Now, I'm not a risk taker. First, I'm a mom. Caution's part of the package they send home with us from the hospital. Second, I'm a divorced mom. Adventure's not part of the package they send home with us from the lawyers' offices. Finally, well, I've always preferred certainty, to um, not.

Whatever. I ventured forth to our local Home Depot. Just to see what they had. OK, fine. Let's skip to the last chapter, where I ended up buying a ridiculous number of plants. The hydrangeas, with their woody stems and the parsley, with its cool weather tolerance, shouldn't have any problem. The daisies? Iffy. The 18 coleus plants, six New Guinea impatiens and two basil plants? Well, I should know better.

When I was a kid, my bus stop was in a neighbor's front yard, and on the very coldest days of the year, the dozen or so of us would huddle against the side of the house. There was one particular spot where warmth just seemed to leak out between the bricks.
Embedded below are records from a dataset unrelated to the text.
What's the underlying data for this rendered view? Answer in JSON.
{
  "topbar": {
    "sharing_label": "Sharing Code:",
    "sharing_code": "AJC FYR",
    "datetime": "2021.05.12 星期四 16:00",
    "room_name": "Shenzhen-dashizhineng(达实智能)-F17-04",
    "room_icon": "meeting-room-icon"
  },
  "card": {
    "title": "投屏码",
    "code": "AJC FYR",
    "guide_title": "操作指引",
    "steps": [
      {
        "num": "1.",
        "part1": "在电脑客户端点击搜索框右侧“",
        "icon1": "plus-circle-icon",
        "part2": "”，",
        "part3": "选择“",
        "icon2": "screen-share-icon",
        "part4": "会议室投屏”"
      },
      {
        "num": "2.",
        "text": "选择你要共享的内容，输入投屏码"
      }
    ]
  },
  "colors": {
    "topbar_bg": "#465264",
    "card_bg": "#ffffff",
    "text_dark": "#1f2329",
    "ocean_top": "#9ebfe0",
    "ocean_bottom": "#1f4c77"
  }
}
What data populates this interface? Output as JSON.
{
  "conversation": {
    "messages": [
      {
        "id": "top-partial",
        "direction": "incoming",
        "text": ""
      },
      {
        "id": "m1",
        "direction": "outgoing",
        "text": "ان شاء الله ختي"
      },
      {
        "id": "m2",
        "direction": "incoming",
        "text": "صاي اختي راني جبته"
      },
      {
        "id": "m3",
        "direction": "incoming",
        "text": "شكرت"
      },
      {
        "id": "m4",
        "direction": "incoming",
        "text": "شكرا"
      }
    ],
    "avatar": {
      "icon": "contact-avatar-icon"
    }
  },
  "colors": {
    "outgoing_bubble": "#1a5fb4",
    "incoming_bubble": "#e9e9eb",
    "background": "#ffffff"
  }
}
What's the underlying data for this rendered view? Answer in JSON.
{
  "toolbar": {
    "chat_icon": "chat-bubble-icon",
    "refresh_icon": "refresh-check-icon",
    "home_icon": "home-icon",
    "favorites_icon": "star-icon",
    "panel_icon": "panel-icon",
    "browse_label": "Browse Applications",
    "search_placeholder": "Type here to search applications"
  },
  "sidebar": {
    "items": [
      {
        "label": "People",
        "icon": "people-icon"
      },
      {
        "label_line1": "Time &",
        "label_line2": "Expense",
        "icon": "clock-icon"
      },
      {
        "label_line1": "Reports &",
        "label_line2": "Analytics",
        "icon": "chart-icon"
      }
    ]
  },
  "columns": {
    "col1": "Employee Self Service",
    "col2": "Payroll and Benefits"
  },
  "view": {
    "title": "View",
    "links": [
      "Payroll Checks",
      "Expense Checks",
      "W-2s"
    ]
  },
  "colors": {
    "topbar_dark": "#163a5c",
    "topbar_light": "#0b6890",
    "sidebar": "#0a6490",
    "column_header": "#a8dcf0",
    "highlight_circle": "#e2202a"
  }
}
Now that I'm a homeowner, I can't say that I've ever longed for similar insulation-failings, but just in case, I did set the most tender plants close to the house. Maybe it will help. Or maybe I'm just kidding myself.

Inexplicably, I also put out some dill this year. I've never had luck with dill. I plant it every year, and every year, within two months, the potting soil it arrived in is all that remains. What the hell. That'll be another $3.48 (plus tax)

If you don't allow for the time I spent planting, I'll be out a grand total of, well, let's not do that math, OK?

Look at it this way. If the dill survives, it'll be an unexpected gift. The coleus plants and impatiens? To be honest, they make me happy. I'm just crossing my fingers that the happiness lasts more than three days. The basil? I adore fresh basil and it was worth a shot to have an earlier crop. If I'm very lucky (and the meteorologist very wrong), in three or four weeks, I'll be cutting it for fresh arrangements and working it into one of my very favorite pasta dishes.

The temperature's already dropped to 53 degrees. Maybe I'm a greater risk-taker than I realized. Hope springs ...

Greek Orzo Salad

3/4 cup olive oil
1/2 cup red wine vinegar
1 tablespoon fresh lemon juice
2 cloves garlic, minced fine
1 teaspoon oregano (rubbed fine between palms of hands)
salt and pepper to taste.

1 lb. orzo pasta, cooked, drained and rinsed in cool water
1 cup chopped fresh basil
8 ounces feta cheese, crumbled
2 roma tomatoes, diced
1 medium can black olives, sliced
4 cooked boneless chicken breasts, diced (or optionally, 1 1/2 pounds cooked, shelled shrimp)
Mix dressing ingredients. Pour over remaining salad ingredients in a large bowl and mix well. Chill and serve. (Keeps for several days.)

Post a Comment